___ Material provided ___

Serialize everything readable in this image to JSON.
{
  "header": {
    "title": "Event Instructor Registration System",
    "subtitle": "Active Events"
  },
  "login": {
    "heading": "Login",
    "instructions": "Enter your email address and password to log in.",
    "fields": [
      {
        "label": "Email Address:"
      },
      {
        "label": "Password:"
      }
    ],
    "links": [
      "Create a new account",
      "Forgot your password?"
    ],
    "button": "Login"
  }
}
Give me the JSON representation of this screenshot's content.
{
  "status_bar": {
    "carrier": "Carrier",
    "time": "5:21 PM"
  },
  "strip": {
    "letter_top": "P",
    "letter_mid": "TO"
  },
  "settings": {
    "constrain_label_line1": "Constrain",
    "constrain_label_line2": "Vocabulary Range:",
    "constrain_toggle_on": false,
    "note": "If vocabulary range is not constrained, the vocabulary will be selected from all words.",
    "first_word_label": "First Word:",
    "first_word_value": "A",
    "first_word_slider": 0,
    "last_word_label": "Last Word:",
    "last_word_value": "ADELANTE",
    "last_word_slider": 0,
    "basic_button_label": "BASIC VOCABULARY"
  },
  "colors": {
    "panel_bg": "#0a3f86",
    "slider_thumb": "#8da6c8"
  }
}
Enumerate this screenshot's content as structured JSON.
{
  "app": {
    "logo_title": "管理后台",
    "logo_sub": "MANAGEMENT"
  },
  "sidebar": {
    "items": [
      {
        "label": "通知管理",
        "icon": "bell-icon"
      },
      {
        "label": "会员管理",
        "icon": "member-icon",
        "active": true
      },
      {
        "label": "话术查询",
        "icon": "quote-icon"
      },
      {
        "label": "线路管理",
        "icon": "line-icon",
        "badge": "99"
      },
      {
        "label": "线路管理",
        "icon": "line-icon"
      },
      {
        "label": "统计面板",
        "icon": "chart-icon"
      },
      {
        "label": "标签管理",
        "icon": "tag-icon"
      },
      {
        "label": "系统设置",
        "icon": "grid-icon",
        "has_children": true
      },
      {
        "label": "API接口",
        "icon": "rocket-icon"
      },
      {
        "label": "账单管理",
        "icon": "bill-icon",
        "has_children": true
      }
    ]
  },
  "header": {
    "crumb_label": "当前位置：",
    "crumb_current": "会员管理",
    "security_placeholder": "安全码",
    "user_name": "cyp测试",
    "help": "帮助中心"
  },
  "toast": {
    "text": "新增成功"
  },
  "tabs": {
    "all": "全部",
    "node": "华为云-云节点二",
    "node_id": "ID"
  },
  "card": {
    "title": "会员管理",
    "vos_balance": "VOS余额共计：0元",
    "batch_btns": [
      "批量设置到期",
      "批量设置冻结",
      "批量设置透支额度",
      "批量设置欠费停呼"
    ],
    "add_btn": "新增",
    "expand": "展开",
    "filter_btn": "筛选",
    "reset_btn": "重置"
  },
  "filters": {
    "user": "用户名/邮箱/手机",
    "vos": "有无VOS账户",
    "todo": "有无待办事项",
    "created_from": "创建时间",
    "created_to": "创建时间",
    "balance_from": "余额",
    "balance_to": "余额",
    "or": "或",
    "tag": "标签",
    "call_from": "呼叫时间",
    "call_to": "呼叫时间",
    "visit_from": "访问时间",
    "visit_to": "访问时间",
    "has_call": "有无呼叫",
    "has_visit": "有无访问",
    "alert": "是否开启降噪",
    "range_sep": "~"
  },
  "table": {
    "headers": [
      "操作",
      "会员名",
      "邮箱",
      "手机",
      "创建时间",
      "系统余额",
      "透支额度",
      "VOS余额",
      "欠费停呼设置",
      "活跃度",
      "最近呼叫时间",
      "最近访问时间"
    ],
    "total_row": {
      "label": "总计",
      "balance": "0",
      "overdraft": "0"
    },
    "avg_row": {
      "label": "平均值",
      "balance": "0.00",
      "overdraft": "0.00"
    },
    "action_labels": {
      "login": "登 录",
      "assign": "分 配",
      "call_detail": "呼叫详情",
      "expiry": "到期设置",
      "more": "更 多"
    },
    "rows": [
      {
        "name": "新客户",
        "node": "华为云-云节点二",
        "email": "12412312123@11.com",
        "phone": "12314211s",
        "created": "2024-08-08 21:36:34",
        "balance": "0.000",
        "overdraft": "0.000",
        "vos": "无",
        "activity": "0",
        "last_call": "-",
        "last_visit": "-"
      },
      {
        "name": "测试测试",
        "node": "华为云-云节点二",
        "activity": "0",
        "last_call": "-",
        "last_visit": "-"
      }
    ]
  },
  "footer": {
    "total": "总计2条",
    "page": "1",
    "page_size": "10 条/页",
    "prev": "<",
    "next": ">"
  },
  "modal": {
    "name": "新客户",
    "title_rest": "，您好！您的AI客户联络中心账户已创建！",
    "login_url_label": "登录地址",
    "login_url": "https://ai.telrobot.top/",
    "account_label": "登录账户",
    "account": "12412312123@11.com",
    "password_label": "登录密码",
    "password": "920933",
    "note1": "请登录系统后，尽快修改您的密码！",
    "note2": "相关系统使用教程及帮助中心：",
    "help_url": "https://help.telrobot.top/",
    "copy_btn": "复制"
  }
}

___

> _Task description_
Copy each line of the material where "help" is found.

> _Answer box_
    "help": "帮助中心"
    "help_url": "https://help.telrobot.top/",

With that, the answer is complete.